|The Historical ET Rate using the Cohort Method. A cohort is defined as all trainees who enter on duty during a Fiscal Year (i.e. the Class of FY90) and the cohort attrition rate as the percent of Volunteers and Trainees within a cohort who do not complete service.|
Example: 29% of all volunteers who entered service in FY 1990 ET'ed sometime before their COS date.
|The Historical ET Rate using the Annual Method is the number of PCVs/Ts who separated from the Peace Corps during the fiscal year divided by the total number of trainees and volunteers who served at any time during the fiscal year.|
Example: 13% of all volunteers who served any portion of FY 1990 ET'ed within that year
|Year|| Number of volunteers|
arriving that year (est.)
| Number of volunteers|

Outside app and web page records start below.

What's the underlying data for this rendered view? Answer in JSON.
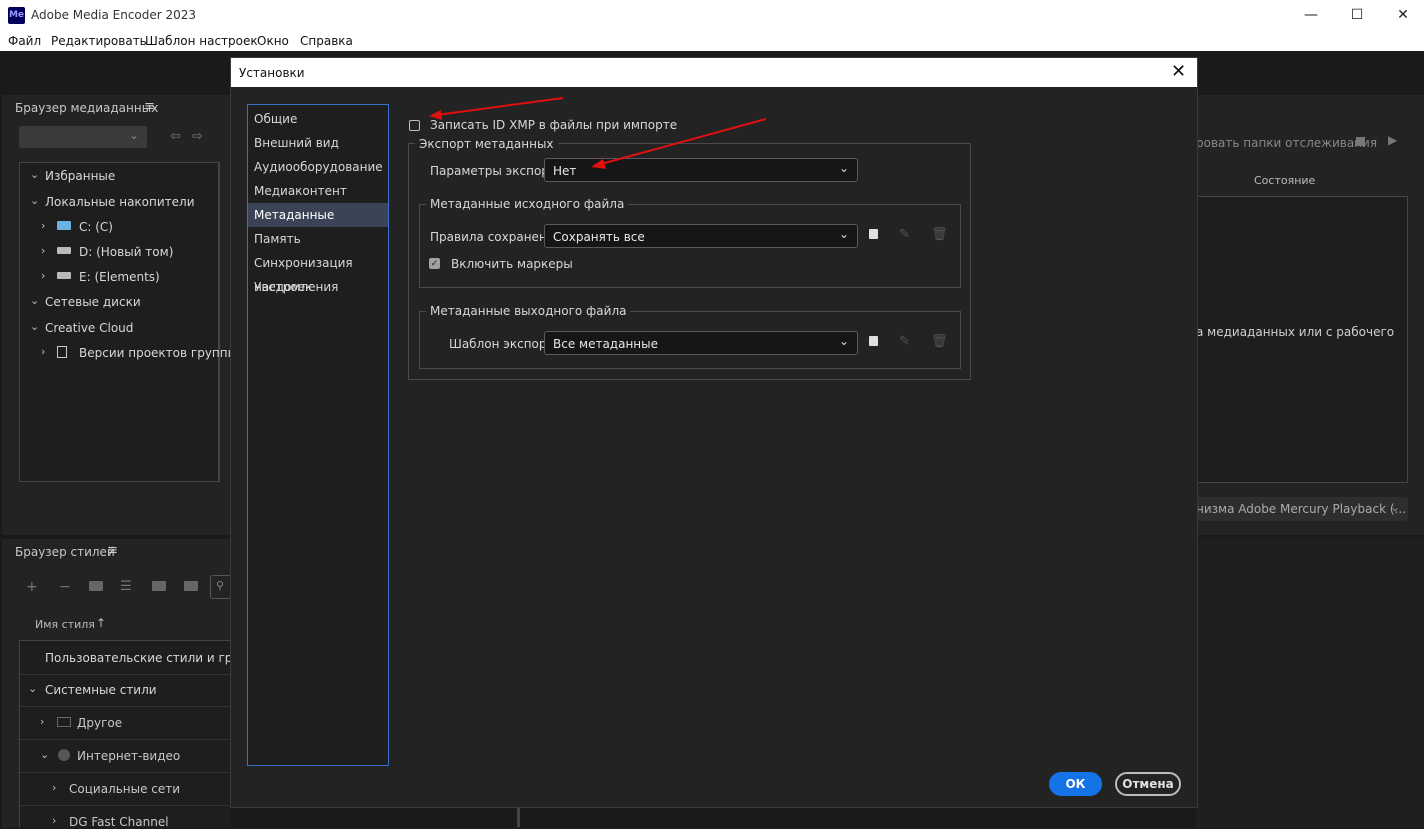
{
  "app": {
    "title": "Adobe Media Encoder 2023",
    "icon_text": "Me"
  },
  "window_controls": {
    "minimize": "—",
    "maximize": "☐",
    "close": "✕"
  },
  "menu": [
    "Файл",
    "Редактировать",
    "Шаблон настроек",
    "Окно",
    "Справка"
  ],
  "media_browser": {
    "title": "Браузер медиаданных",
    "items": [
      {
        "label": "Избранные",
        "chev": "⌄"
      },
      {
        "label": "Локальные накопители",
        "chev": "⌄"
      },
      {
        "label": "C: (C)",
        "chev": "›"
      },
      {
        "label": "D: (Новый том)",
        "chev": "›"
      },
      {
        "label": "E: (Elements)",
        "chev": "›"
      },
      {
        "label": "Сетевые диски",
        "chev": "⌄"
      },
      {
        "label": "Creative Cloud",
        "chev": "⌄"
      },
      {
        "label": "Версии проектов группы",
        "chev": "›"
      }
    ]
  },
  "style_browser": {
    "title": "Браузер стилей",
    "column": "Имя стиля",
    "items": [
      {
        "label": "Пользовательские стили и группы",
        "chev": ""
      },
      {
        "label": "Системные стили",
        "chev": "⌄"
      },
      {
        "label": "Другое",
        "chev": "›"
      },
      {
        "label": "Интернет-видео",
        "chev": "⌄"
      },
      {
        "label": "Социальные сети",
        "chev": "›"
      },
      {
        "label": "DG Fast Channel",
        "chev": "›"
      }
    ]
  },
  "right_panel": {
    "watch_label": "ровать папки отслеживания",
    "status_header": "Состояние",
    "hint": "а медиаданных или с рабочего",
    "renderer": "низма Adobe Mercury Playback (..."
  },
  "dialog": {
    "title": "Установки",
    "nav": [
      "Общие",
      "Внешний вид",
      "Аудиооборудование",
      "Медиаконтент",
      "Метаданные",
      "Память",
      "Синхронизация настроек",
      "Уведомления"
    ],
    "selected_nav": "Метаданные",
    "write_xmp_label": "Записать ID XMP в файлы при импорте",
    "export_group_title": "Экспорт метаданных",
    "export_params_label": "Параметры экспорта:",
    "export_params_value": "Нет",
    "source_group_title": "Метаданные исходного файла",
    "save_rules_label": "Правила сохранения:",
    "save_rules_value": "Сохранять все",
    "include_markers_label": "Включить маркеры",
    "output_group_title": "Метаданные выходного файла",
    "export_template_label": "Шаблон экспорта:",
    "export_template_value": "Все метаданные",
    "ok_label": "ОК",
    "cancel_label": "Отмена"
  }
}
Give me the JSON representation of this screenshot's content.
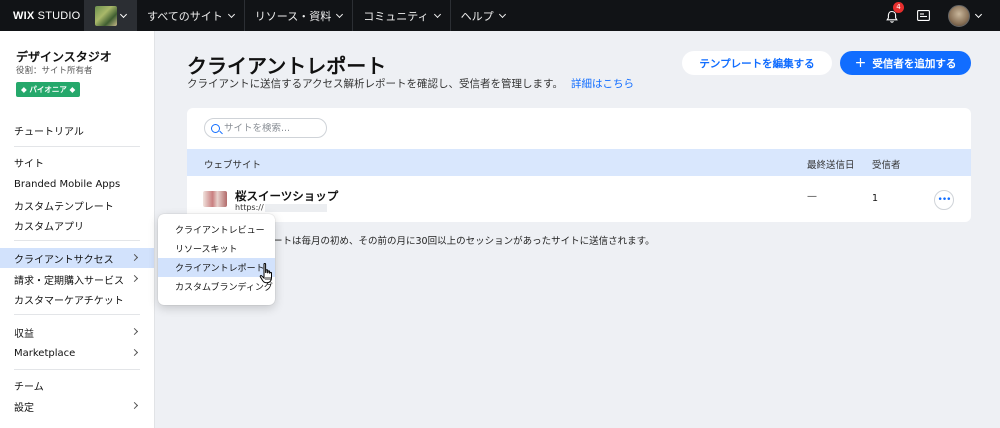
{
  "topbar": {
    "logo_wix": "WIX",
    "logo_studio": "STUDIO",
    "nav": [
      "すべてのサイト",
      "リソース・資料",
      "コミュニティ",
      "ヘルプ"
    ],
    "notification_count": "4"
  },
  "sidebar": {
    "studio_name": "デザインスタジオ",
    "studio_role": "役割：サイト所有者",
    "badge": "◆ パイオニア ◆",
    "items": [
      {
        "label": "チュートリアル"
      },
      {
        "label": "サイト"
      },
      {
        "label": "Branded Mobile Apps"
      },
      {
        "label": "カスタムテンプレート"
      },
      {
        "label": "カスタムアプリ"
      },
      {
        "label": "クライアントサクセス"
      },
      {
        "label": "請求・定期購入サービス"
      },
      {
        "label": "カスタマーケアチケット"
      },
      {
        "label": "収益"
      },
      {
        "label": "Marketplace"
      },
      {
        "label": "チーム"
      },
      {
        "label": "設定"
      }
    ]
  },
  "flyout": {
    "items": [
      "クライアントレビュー",
      "リソースキット",
      "クライアントレポート",
      "カスタムブランディング"
    ]
  },
  "main": {
    "title": "クライアントレポート",
    "subtitle": "クライアントに送信するアクセス解析レポートを確認し、受信者を管理します。",
    "details_link": "詳細はこちら",
    "edit_template_button": "テンプレートを編集する",
    "add_recipient_button": "受信者を追加する",
    "search_placeholder": "サイトを検索...",
    "table": {
      "columns": [
        "ウェブサイト",
        "最終送信日",
        "受信者"
      ],
      "rows": [
        {
          "name": "桜スイーツショップ",
          "url": "https://",
          "last_sent": "—",
          "recipients": "1"
        }
      ]
    },
    "note": "ートは毎月の初め、その前の月に30回以上のセッションがあったサイトに送信されます。"
  },
  "colors": {
    "accent": "#116dff",
    "topbar": "#111316",
    "active_bg": "#d2e2fc",
    "badge_green": "#25a86b",
    "notification_red": "#e62e2d"
  }
}
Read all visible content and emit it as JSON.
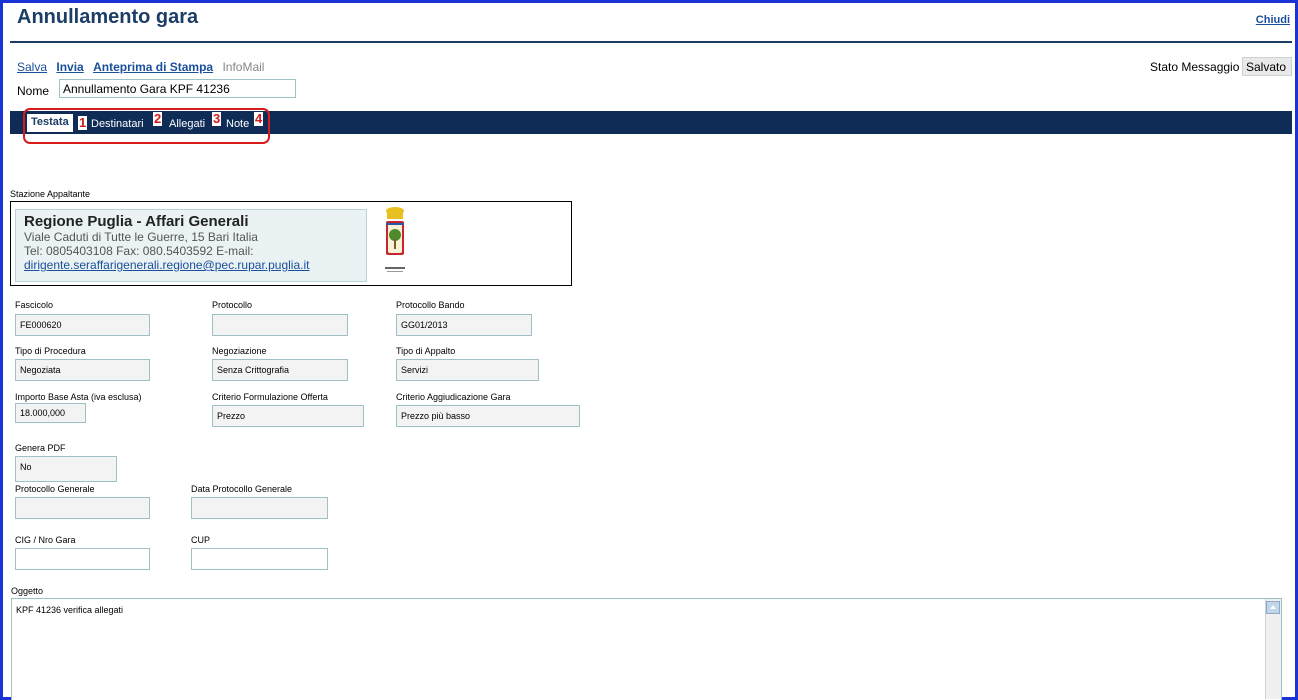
{
  "window": {
    "title": "Annullamento gara",
    "close_label": "Chiudi"
  },
  "toolbar": {
    "save_label": "Salva",
    "send_label": "Invia",
    "print_preview_label": "Anteprima di Stampa",
    "infomail_label": "InfoMail"
  },
  "nome": {
    "label": "Nome",
    "value": "Annullamento Gara KPF 41236"
  },
  "stato": {
    "label": "Stato Messaggio",
    "value": "Salvato"
  },
  "tabs": [
    {
      "label": "Testata",
      "number": "1"
    },
    {
      "label": "Destinatari",
      "number": "2"
    },
    {
      "label": "Allegati",
      "number": "3"
    },
    {
      "label": "Note",
      "number": "4"
    }
  ],
  "stazione": {
    "section_label": "Stazione Appaltante",
    "name": "Regione Puglia - Affari Generali",
    "address": "Viale Caduti di Tutte le Guerre, 15 Bari Italia",
    "contacts": "Tel: 0805403108 Fax: 080.5403592 E-mail:",
    "email": "dirigente.seraffarigenerali.regione@pec.rupar.puglia.it",
    "logo_caption": "Regione Puglia"
  },
  "fields": {
    "fascicolo": {
      "label": "Fascicolo",
      "value": "FE000620"
    },
    "protocollo": {
      "label": "Protocollo",
      "value": ""
    },
    "protocollo_bando": {
      "label": "Protocollo Bando",
      "value": "GG01/2013"
    },
    "tipo_procedura": {
      "label": "Tipo di Procedura",
      "value": "Negoziata"
    },
    "negoziazione": {
      "label": "Negoziazione",
      "value": "Senza Crittografia"
    },
    "tipo_appalto": {
      "label": "Tipo di Appalto",
      "value": "Servizi"
    },
    "importo_base": {
      "label": "Importo Base Asta (iva esclusa)",
      "value": "18.000,000"
    },
    "criterio_formulazione": {
      "label": "Criterio Formulazione Offerta",
      "value": "Prezzo"
    },
    "criterio_aggiudicazione": {
      "label": "Criterio Aggiudicazione Gara",
      "value": "Prezzo più basso"
    },
    "genera_pdf": {
      "label": "Genera PDF",
      "value": "No"
    },
    "protocollo_generale": {
      "label": "Protocollo Generale",
      "value": ""
    },
    "data_protocollo_generale": {
      "label": "Data Protocollo Generale",
      "value": ""
    },
    "cig": {
      "label": "CIG / Nro Gara",
      "value": ""
    },
    "cup": {
      "label": "CUP",
      "value": ""
    },
    "oggetto": {
      "label": "Oggetto",
      "value": "KPF 41236 verifica allegati"
    }
  },
  "colors": {
    "frame_border": "#1a33d6",
    "title": "#1c3d66",
    "tab_bar": "#0f2c57",
    "link": "#1a4f9c",
    "annotation_red": "#d61c1c"
  }
}
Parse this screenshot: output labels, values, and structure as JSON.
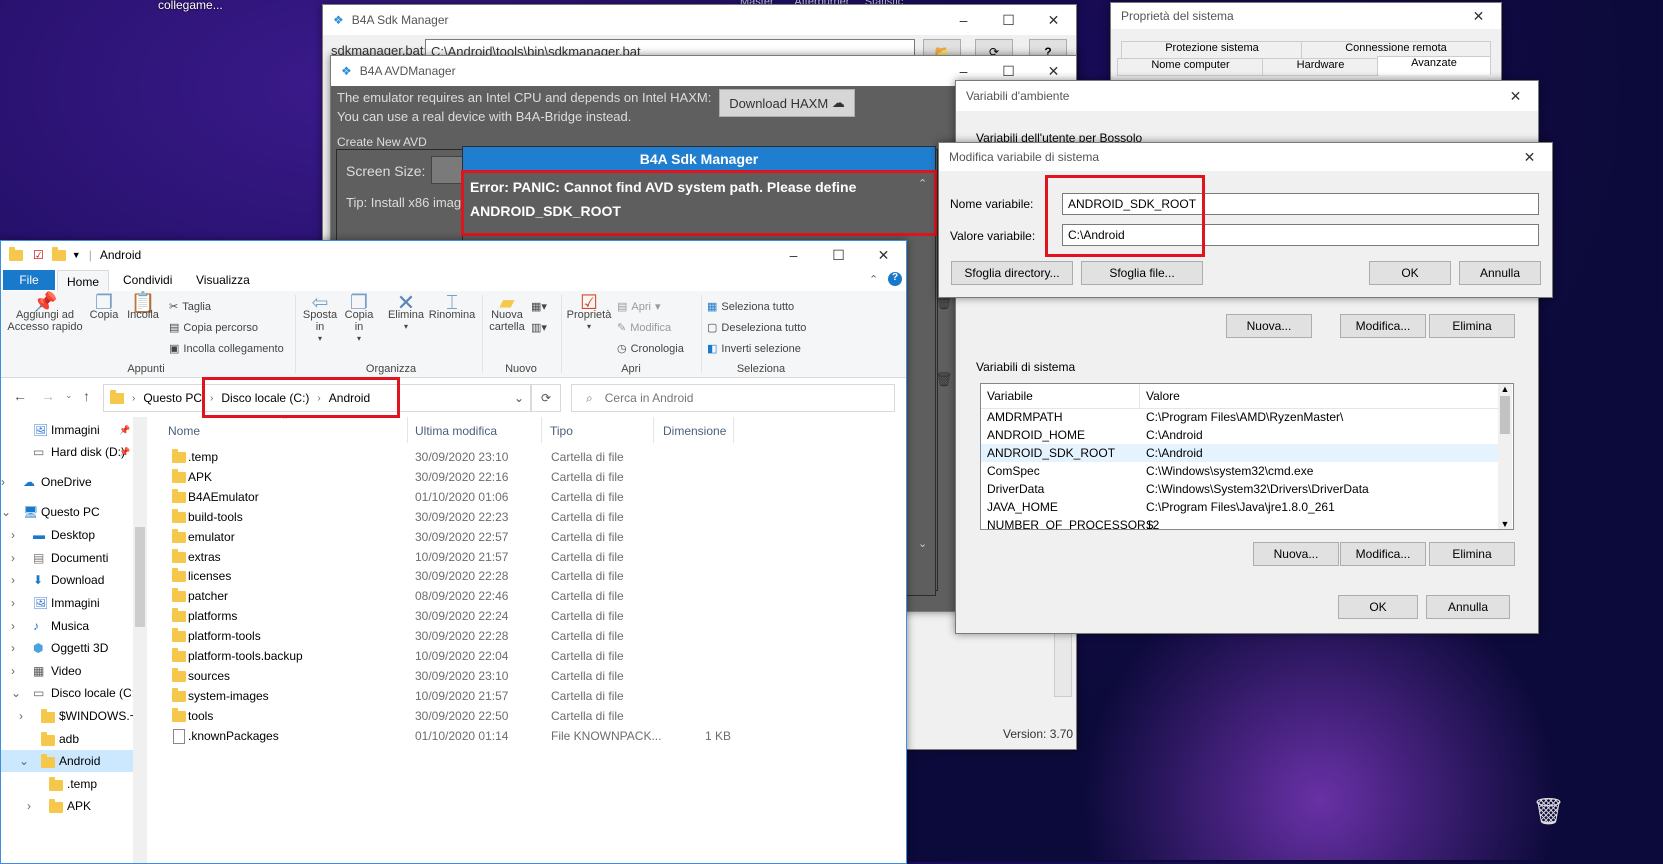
{
  "desktop": {
    "top_label": "collegame..."
  },
  "sdk_manager": {
    "title": "B4A Sdk Manager",
    "sdkmanager_label": "sdkmanager.bat:",
    "sdkmanager_path": "C:\\Android\\tools\\bin\\sdkmanager.bat",
    "version": "Version: 3.70"
  },
  "avd_manager": {
    "title": "B4A AVDManager",
    "haxm_line1": "The emulator requires an Intel CPU and depends on Intel HAXM:",
    "haxm_line2": "You can use a real device with B4A-Bridge instead.",
    "download_haxm": "Download HAXM",
    "create_avd": "Create New AVD",
    "screen_size": "Screen Size:",
    "tip": "Tip: Install x86 imag"
  },
  "error_dialog": {
    "title": "B4A Sdk Manager",
    "message_line1": "Error: PANIC: Cannot find AVD system path. Please define",
    "message_line2": "ANDROID_SDK_ROOT"
  },
  "system_properties": {
    "title": "Proprietà del sistema",
    "tabs_row1": [
      "Protezione sistema",
      "Connessione remota"
    ],
    "tabs_row2": [
      "Nome computer",
      "Hardware",
      "Avanzate"
    ]
  },
  "env_vars": {
    "title": "Variabili d'ambiente",
    "user_section": "Variabili dell'utente per Bossolo",
    "user_buttons": [
      "Nuova...",
      "Modifica...",
      "Elimina"
    ],
    "system_section": "Variabili di sistema",
    "columns": [
      "Variabile",
      "Valore"
    ],
    "rows": [
      [
        "AMDRMPATH",
        "C:\\Program Files\\AMD\\RyzenMaster\\"
      ],
      [
        "ANDROID_HOME",
        "C:\\Android"
      ],
      [
        "ANDROID_SDK_ROOT",
        "C:\\Android"
      ],
      [
        "ComSpec",
        "C:\\Windows\\system32\\cmd.exe"
      ],
      [
        "DriverData",
        "C:\\Windows\\System32\\Drivers\\DriverData"
      ],
      [
        "JAVA_HOME",
        "C:\\Program Files\\Java\\jre1.8.0_261"
      ],
      [
        "NUMBER_OF_PROCESSORS",
        "12"
      ]
    ],
    "system_buttons": [
      "Nuova...",
      "Modifica...",
      "Elimina"
    ],
    "ok": "OK",
    "cancel": "Annulla"
  },
  "edit_var": {
    "title": "Modifica variabile di sistema",
    "name_label": "Nome variabile:",
    "name_value": "ANDROID_SDK_ROOT",
    "value_label": "Valore variabile:",
    "value_value": "C:\\Android",
    "browse_dir": "Sfoglia directory...",
    "browse_file": "Sfoglia file...",
    "ok": "OK",
    "cancel": "Annulla"
  },
  "explorer": {
    "title": "Android",
    "ribbon_tabs": [
      "File",
      "Home",
      "Condividi",
      "Visualizza"
    ],
    "appunti": {
      "label": "Appunti",
      "pin": "Aggiungi ad Accesso rapido",
      "copy": "Copia",
      "paste": "Incolla",
      "cut": "Taglia",
      "copy_path": "Copia percorso",
      "paste_link": "Incolla collegamento"
    },
    "organizza": {
      "label": "Organizza",
      "move": "Sposta in",
      "copy_to": "Copia in",
      "delete": "Elimina",
      "rename": "Rinomina"
    },
    "nuovo": {
      "label": "Nuovo",
      "new_folder": "Nuova cartella"
    },
    "apri": {
      "label": "Apri",
      "properties": "Proprietà",
      "open": "Apri",
      "edit": "Modifica",
      "history": "Cronologia"
    },
    "seleziona": {
      "label": "Seleziona",
      "select_all": "Seleziona tutto",
      "deselect_all": "Deseleziona tutto",
      "invert": "Inverti selezione"
    },
    "breadcrumb": [
      "Questo PC",
      "Disco locale (C:)",
      "Android"
    ],
    "search_placeholder": "Cerca in Android",
    "columns": [
      "Nome",
      "Ultima modifica",
      "Tipo",
      "Dimensione"
    ],
    "files": [
      {
        "name": ".temp",
        "date": "30/09/2020 23:10",
        "type": "Cartella di file",
        "size": "",
        "kind": "folder"
      },
      {
        "name": "APK",
        "date": "30/09/2020 22:16",
        "type": "Cartella di file",
        "size": "",
        "kind": "folder"
      },
      {
        "name": "B4AEmulator",
        "date": "01/10/2020 01:06",
        "type": "Cartella di file",
        "size": "",
        "kind": "folder"
      },
      {
        "name": "build-tools",
        "date": "30/09/2020 22:23",
        "type": "Cartella di file",
        "size": "",
        "kind": "folder"
      },
      {
        "name": "emulator",
        "date": "30/09/2020 22:57",
        "type": "Cartella di file",
        "size": "",
        "kind": "folder"
      },
      {
        "name": "extras",
        "date": "10/09/2020 21:57",
        "type": "Cartella di file",
        "size": "",
        "kind": "folder"
      },
      {
        "name": "licenses",
        "date": "30/09/2020 22:28",
        "type": "Cartella di file",
        "size": "",
        "kind": "folder"
      },
      {
        "name": "patcher",
        "date": "08/09/2020 22:46",
        "type": "Cartella di file",
        "size": "",
        "kind": "folder"
      },
      {
        "name": "platforms",
        "date": "30/09/2020 22:24",
        "type": "Cartella di file",
        "size": "",
        "kind": "folder"
      },
      {
        "name": "platform-tools",
        "date": "30/09/2020 22:28",
        "type": "Cartella di file",
        "size": "",
        "kind": "folder"
      },
      {
        "name": "platform-tools.backup",
        "date": "10/09/2020 22:04",
        "type": "Cartella di file",
        "size": "",
        "kind": "folder"
      },
      {
        "name": "sources",
        "date": "30/09/2020 23:10",
        "type": "Cartella di file",
        "size": "",
        "kind": "folder"
      },
      {
        "name": "system-images",
        "date": "10/09/2020 21:57",
        "type": "Cartella di file",
        "size": "",
        "kind": "folder"
      },
      {
        "name": "tools",
        "date": "30/09/2020 22:50",
        "type": "Cartella di file",
        "size": "",
        "kind": "folder"
      },
      {
        "name": ".knownPackages",
        "date": "01/10/2020 01:14",
        "type": "File KNOWNPACK...",
        "size": "1 KB",
        "kind": "file"
      }
    ],
    "nav_tree": [
      {
        "label": "Immagini",
        "kind": "pics"
      },
      {
        "label": "Hard disk (D:)",
        "kind": "drive"
      },
      {
        "label": "OneDrive",
        "kind": "cloud"
      },
      {
        "label": "Questo PC",
        "kind": "pc"
      },
      {
        "label": "Desktop",
        "kind": "desktop"
      },
      {
        "label": "Documenti",
        "kind": "docs"
      },
      {
        "label": "Download",
        "kind": "download"
      },
      {
        "label": "Immagini",
        "kind": "pics"
      },
      {
        "label": "Musica",
        "kind": "music"
      },
      {
        "label": "Oggetti 3D",
        "kind": "obj3d"
      },
      {
        "label": "Video",
        "kind": "video"
      },
      {
        "label": "Disco locale (C:)",
        "kind": "drive"
      },
      {
        "label": "$WINDOWS.~B",
        "kind": "folder"
      },
      {
        "label": "adb",
        "kind": "folder"
      },
      {
        "label": "Android",
        "kind": "folder"
      },
      {
        "label": ".temp",
        "kind": "folder"
      },
      {
        "label": "APK",
        "kind": "folder"
      }
    ]
  }
}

serving at any moment (est.)
| ET rate|
Because the different methods in reporting ET data use different data and calculations, care must be taken so as not to inappropriately compare the two. As the Cohort Method spans over a twenty-seven month period (or more) while the Annual method is strictly a twelve-month period, the results do not lend to comparability. Care must be taken in comparing ET Rates reported from documents using different formulas for measuring ET Rates.
Reports using the Annual Method
- 2009: FY 2009 ET Data Summary
- 2008: FY 2008 ET Data Summary
- 2007: FY 2007 Quantitative Early Termination Report
- 2006: FY 2006 Quantitative Early Termination Report
- 2005: FY 2005 Quantitative Early Termination Report
- 2005: FY 2005 Quantitative Early Termination Report (Appendices)
- 2005: Resignation Reason Report (January 2005 - December 2005)
Reports using both the Annual Method and Cohort Method
Reports using the Cohort Method
- 1999: Report on Early Terminations May 1999
- 1997: Early Termination Work Group Progress Report, March 1997
- 1996: Peace Corps Report on Early Termination FY90-FY96
- 1995: Reasons for Early Termination of Peace Corps Service; A Pilot Study to Improve Data Collection (Dec 1995)
- 1992: FY1992 Report of Early Termination Statistics
(Note: All documents were obtained from Peace Corps, by request, using the Freedom of Information Act and are in public domain)